Four hundred thirty-four febrile infants two months of age or younger were evaluated in the emergency departments of five major teaching hospitals over a one-year period. A culture-proven bacterial infection was present in 3.5% of the infants; bacteremia was detected in 3.3%. Bacterial meningitis was present in 2.4%, and aseptic meningitis was noted in 13.4%. Twenty-one percent had clinically apparent serious disease including pneumonia, otitis media, and gastroenteritis with dehydration. Six variables (age <1 month, lethargy, no contact with an ill individual, breast-feeding, total polymorphonuclear > 10,000/mm3 and band count > 500/ mm3) were correlated with bacterial infection by stepwise discriminant analysis. However, these findings were neither sensitive nor specific enough to be clinically useful. Management varied, and 62% of the infants were hospitalized. Fifty-four percent, some of whom were managed as outpatients, received antibiotics. Febrile infants two months of age or younger require a comprehensive emergency department assessment, including appropriate laboratory studies (CBC, differential, urinalysis and culture, lumbar puncture, and blood culture), since 3.5% have bacterial infection that may be life-threatening. Hospitalization is warranted if the infant appears ill, laboratory studies indicate serious infection, or follow-up care is uncertain.

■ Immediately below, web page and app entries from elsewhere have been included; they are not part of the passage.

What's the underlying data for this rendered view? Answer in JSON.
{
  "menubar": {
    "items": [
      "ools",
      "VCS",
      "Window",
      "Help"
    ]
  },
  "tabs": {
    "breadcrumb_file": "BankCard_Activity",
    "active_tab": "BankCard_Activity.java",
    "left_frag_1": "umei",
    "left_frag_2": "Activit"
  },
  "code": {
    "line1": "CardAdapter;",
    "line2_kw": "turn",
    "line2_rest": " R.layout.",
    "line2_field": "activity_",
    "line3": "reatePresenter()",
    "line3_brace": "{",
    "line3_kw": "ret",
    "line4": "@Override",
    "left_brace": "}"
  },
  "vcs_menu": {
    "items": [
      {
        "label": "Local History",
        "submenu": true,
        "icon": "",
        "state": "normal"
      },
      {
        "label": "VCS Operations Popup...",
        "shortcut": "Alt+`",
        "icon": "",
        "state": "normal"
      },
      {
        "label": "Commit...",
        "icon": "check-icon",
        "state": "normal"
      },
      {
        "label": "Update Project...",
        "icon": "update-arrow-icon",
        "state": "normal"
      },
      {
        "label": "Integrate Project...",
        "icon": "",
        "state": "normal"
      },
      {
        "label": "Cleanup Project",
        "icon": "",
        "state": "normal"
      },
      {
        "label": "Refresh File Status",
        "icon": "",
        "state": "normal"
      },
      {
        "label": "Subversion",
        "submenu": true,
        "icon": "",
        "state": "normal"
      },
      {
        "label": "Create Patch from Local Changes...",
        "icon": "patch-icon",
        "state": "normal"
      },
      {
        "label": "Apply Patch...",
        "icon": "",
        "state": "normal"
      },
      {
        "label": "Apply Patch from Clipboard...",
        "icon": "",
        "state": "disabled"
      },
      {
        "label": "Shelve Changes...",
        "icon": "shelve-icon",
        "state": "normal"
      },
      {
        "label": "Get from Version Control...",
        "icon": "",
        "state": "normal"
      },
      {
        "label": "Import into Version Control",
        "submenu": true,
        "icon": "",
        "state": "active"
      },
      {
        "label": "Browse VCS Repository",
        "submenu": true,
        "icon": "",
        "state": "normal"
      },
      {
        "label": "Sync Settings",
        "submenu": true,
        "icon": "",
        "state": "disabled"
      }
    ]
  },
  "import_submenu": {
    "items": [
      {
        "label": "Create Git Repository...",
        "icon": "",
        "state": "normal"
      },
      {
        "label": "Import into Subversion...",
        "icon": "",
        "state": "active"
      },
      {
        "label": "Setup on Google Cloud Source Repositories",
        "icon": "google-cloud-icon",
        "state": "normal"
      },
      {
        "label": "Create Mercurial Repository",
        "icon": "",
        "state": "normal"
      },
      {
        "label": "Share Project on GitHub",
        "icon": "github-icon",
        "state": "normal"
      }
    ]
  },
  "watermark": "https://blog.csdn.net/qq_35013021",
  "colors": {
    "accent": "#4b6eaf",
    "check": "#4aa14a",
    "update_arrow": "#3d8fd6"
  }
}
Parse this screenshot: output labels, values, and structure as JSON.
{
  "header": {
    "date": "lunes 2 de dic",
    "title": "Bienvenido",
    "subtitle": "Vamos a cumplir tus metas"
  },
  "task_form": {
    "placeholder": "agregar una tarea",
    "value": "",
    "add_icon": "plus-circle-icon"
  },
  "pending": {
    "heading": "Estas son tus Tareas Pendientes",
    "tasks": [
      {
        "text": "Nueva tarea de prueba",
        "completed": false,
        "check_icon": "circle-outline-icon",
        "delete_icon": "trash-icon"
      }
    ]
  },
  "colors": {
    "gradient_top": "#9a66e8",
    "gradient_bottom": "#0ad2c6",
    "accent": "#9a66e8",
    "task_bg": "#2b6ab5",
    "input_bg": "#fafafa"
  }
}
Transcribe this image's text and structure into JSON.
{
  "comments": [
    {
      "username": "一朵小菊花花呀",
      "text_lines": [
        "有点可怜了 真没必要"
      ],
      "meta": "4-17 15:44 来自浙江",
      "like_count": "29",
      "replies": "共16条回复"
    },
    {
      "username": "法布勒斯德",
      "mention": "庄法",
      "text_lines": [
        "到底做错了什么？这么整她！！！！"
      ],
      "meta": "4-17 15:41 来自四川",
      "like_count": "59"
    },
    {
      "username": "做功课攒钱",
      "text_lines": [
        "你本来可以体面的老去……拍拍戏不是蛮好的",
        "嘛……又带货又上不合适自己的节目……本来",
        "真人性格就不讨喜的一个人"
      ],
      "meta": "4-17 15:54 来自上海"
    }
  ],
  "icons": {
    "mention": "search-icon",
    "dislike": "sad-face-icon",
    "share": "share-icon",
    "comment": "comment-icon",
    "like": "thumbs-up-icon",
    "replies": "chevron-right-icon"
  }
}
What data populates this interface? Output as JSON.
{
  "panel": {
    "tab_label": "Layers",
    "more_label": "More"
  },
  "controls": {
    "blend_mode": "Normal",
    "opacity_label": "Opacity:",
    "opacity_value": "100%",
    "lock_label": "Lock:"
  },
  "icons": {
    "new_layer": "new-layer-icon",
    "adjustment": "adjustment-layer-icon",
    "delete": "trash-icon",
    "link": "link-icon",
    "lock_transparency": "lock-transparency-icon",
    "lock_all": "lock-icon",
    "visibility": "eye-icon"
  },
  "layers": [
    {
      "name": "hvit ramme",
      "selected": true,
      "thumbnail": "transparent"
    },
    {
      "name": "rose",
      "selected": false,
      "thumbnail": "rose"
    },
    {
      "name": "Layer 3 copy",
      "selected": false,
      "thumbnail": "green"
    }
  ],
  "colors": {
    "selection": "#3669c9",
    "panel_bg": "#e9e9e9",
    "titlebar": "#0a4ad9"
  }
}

ASJC Scopus subject areas
- Pediatrics, Perinatology, and Child Health
- Emergency Medicine